_The problem_
The answer must consist of each line of the records below that contains the string "note".

[Excerpts from an interface dataset]
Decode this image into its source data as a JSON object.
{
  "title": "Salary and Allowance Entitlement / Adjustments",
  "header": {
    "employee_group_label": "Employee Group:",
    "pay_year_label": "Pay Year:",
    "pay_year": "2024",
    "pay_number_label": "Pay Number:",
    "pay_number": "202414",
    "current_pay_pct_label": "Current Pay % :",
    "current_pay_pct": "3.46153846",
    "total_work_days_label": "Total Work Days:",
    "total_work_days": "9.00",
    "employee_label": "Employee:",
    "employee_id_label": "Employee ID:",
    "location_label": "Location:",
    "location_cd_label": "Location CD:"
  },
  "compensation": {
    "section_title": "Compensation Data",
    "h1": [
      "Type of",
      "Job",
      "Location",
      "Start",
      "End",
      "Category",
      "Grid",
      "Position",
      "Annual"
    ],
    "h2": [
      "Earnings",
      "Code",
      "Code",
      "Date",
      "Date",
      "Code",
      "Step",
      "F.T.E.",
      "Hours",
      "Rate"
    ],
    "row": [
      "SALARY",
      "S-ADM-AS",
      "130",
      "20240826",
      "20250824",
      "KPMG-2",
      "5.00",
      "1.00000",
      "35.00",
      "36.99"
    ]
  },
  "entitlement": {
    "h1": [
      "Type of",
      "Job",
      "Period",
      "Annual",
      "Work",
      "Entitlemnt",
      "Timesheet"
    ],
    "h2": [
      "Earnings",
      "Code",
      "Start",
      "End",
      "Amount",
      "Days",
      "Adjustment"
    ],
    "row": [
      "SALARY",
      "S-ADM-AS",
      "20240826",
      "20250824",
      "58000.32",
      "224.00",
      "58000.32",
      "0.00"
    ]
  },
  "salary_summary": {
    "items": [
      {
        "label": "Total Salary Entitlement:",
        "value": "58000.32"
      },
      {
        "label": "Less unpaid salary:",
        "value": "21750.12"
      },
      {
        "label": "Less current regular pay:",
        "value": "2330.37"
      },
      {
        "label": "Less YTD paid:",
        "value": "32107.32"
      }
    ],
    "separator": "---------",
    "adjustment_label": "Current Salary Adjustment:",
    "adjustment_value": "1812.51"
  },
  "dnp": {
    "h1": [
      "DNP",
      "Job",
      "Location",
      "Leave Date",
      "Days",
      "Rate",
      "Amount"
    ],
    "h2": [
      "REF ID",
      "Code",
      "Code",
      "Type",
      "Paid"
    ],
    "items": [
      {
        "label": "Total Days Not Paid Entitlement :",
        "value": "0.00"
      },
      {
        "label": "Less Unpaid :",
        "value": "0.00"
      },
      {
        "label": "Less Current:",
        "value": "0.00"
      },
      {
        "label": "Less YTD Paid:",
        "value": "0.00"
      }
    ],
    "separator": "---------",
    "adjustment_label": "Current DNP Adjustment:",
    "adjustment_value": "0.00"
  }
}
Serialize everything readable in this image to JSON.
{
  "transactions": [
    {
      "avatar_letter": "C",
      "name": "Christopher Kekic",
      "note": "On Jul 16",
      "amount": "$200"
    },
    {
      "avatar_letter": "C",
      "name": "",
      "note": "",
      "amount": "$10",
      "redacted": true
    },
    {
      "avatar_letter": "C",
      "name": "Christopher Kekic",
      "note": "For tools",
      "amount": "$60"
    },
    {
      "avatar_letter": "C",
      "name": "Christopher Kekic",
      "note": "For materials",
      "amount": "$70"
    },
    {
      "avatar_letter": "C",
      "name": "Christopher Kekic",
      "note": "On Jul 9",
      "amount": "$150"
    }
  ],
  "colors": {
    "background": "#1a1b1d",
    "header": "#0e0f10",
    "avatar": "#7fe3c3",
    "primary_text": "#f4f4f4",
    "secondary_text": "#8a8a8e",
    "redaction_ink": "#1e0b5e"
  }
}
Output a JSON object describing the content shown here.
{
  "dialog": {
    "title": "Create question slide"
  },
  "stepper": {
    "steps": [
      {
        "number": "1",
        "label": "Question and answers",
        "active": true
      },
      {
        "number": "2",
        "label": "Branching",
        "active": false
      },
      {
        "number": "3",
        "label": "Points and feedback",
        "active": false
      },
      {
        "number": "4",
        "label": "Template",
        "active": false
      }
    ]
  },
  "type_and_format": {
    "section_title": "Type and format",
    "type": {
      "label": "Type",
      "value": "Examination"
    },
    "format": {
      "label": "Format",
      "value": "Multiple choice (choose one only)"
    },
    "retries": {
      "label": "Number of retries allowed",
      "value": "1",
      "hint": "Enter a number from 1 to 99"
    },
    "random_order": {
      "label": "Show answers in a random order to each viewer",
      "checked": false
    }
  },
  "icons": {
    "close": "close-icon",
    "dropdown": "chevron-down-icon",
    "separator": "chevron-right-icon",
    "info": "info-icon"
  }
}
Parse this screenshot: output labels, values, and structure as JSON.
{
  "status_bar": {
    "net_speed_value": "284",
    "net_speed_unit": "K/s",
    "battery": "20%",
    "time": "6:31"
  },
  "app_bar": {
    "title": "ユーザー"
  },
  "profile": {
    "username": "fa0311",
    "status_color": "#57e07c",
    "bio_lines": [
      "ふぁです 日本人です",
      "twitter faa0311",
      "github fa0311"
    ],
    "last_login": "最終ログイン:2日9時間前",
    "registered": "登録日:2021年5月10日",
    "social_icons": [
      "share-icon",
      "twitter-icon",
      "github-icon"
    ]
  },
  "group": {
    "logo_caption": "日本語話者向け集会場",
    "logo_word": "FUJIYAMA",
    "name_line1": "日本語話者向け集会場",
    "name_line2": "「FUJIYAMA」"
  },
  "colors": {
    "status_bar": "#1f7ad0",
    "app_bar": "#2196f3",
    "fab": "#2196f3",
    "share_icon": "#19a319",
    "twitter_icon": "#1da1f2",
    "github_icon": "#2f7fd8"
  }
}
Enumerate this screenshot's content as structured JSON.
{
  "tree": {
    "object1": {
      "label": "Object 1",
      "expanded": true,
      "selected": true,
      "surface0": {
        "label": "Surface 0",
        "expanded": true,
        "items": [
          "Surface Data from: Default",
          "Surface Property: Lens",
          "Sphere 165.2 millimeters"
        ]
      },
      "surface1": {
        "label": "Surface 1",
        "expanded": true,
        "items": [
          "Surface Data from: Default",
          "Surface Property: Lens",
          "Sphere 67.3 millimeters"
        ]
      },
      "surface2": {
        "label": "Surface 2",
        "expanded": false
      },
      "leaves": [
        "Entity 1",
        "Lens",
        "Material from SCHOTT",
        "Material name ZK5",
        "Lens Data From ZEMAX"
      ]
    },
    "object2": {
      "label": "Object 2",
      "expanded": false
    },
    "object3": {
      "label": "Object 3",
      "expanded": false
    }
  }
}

_Exercise output_
      "note": "On Jul 16",
      "note": "",
      "note": "For tools",
      "note": "For materials",
      "note": "On Jul 9",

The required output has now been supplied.